This week’s material is, aluminum.
Aluminum is a highly flexible and commonly used material for machining purposes. There are many great characteristics of aluminum that make it one of the more commonly used materials in manufacturing, across many different sectors of business. Aluminum is a relatively soft and light metal, making it a highly form-able and weldable material. Along with its ease of use, aluminum is also highly resistant to corrosion.
These positive attributes aluminum possess are main reasons as to why aluminum is found through out all industries. Common places you will see aluminum being used vary from the food processing, marine applications, railroad, furniture bracketing, and outdoor construction projects.

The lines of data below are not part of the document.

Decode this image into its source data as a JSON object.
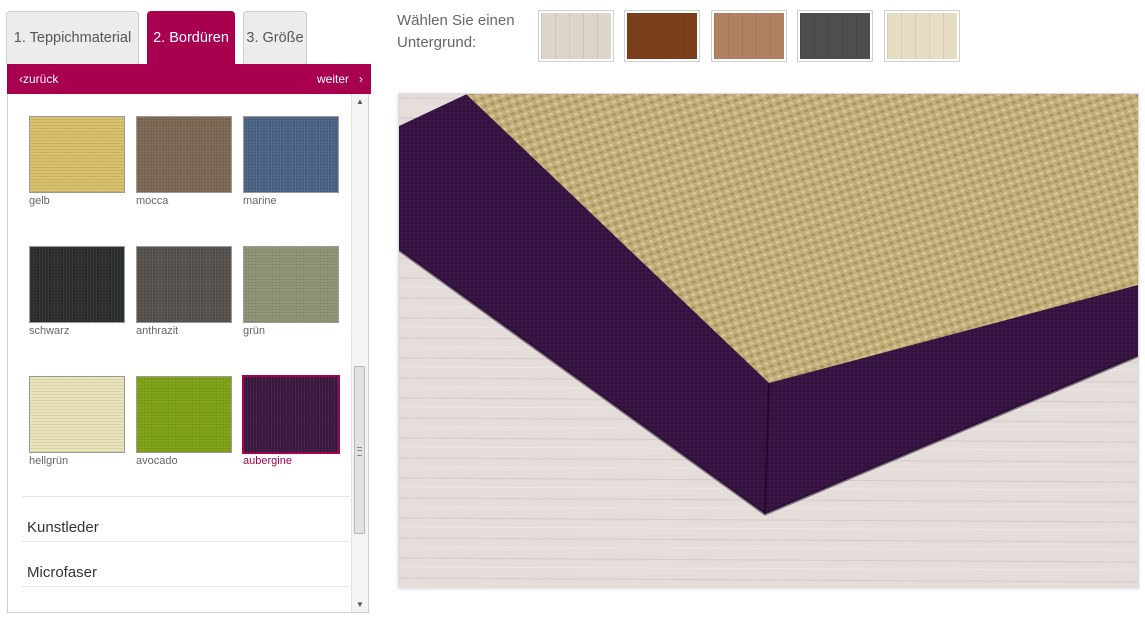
{
  "tabs": [
    {
      "label": "1. Teppichmaterial"
    },
    {
      "label": "2. Bordüren"
    },
    {
      "label": "3. Größe"
    }
  ],
  "nav": {
    "back_label": "zurück",
    "next_label": "weiter"
  },
  "swatches": [
    {
      "label": "gelb",
      "color": "#d8c06b"
    },
    {
      "label": "mocca",
      "color": "#7c6852"
    },
    {
      "label": "marine",
      "color": "#4b6386"
    },
    {
      "label": "schwarz",
      "color": "#2b2e2c"
    },
    {
      "label": "anthrazit",
      "color": "#57514d"
    },
    {
      "label": "grün",
      "color": "#8f9374"
    },
    {
      "label": "hellgrün",
      "color": "#e9e4b8"
    },
    {
      "label": "avocado",
      "color": "#7fa214"
    },
    {
      "label": "aubergine",
      "color": "#3b1840",
      "selected": true
    }
  ],
  "categories": [
    {
      "label": "Kunstleder"
    },
    {
      "label": "Microfaser"
    }
  ],
  "background": {
    "label": "Wählen Sie einen Untergrund:",
    "options": [
      {
        "name": "light-wood-floor",
        "color": "#ddd4cc"
      },
      {
        "name": "dark-wood-floor",
        "color": "#7a3f1a"
      },
      {
        "name": "pine-wood-floor",
        "color": "#b08060"
      },
      {
        "name": "dark-tile-floor",
        "color": "#4e4e4e"
      },
      {
        "name": "beige-tile-floor",
        "color": "#e6ddc2"
      }
    ]
  },
  "preview": {
    "border_color": "#3a1646",
    "carpet_color": "#c2ac78",
    "floor_color": "#e4ddda"
  },
  "colors": {
    "accent": "#a8004f"
  }
}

While there are many positives about aluminum, just like anything in life, there are some draw backs as well. Due to its soft nature, aluminum is not a great option when there will be a high amount of potential stress to the product. Aluminum also has a naturally high reflective rate, which can make laser cutting aluminum difficult and add extra wear to the laser cutter.
There are over thirty-five aluminum alloys that are used to manufacture parts, however, there are ten common alloys most used. You may find a list of the ten common alloys here.
The alloy we find ourselves using the most is the 6061 alloy. The 6061 alloy is highly machinable, and keeps to form well when heat treated is necessary. 6061 is 97.9 % aluminum, while the rest is made up of 1% magnesium, .6% silicon, .25% copper, and .25% chromium.
With the mixes of other materials, 6061 aluminum is a harder material than 1100 aluminum, also known as “commercially pure aluminum.” Here are some of the strength differences of the two materials:
|Strength Measurement (value)||1100 Commercially Pure Aluminum||6061 Alloy Aluminum|
|Tensile Strength (psi)||13,000||18,000|
|Yield Strength (psi)||5,000||8,000|
|Hardness (Rockwell)||35 to 55||60 to 75|
|Shear Strength (psi)||9,000||12,000|
|Fatigue Limit (psi)||5,000||9,000|
The information in this table was derived from, “Metals Handbook, 8th Edition” published by The American Society for Metals, pages 936-946.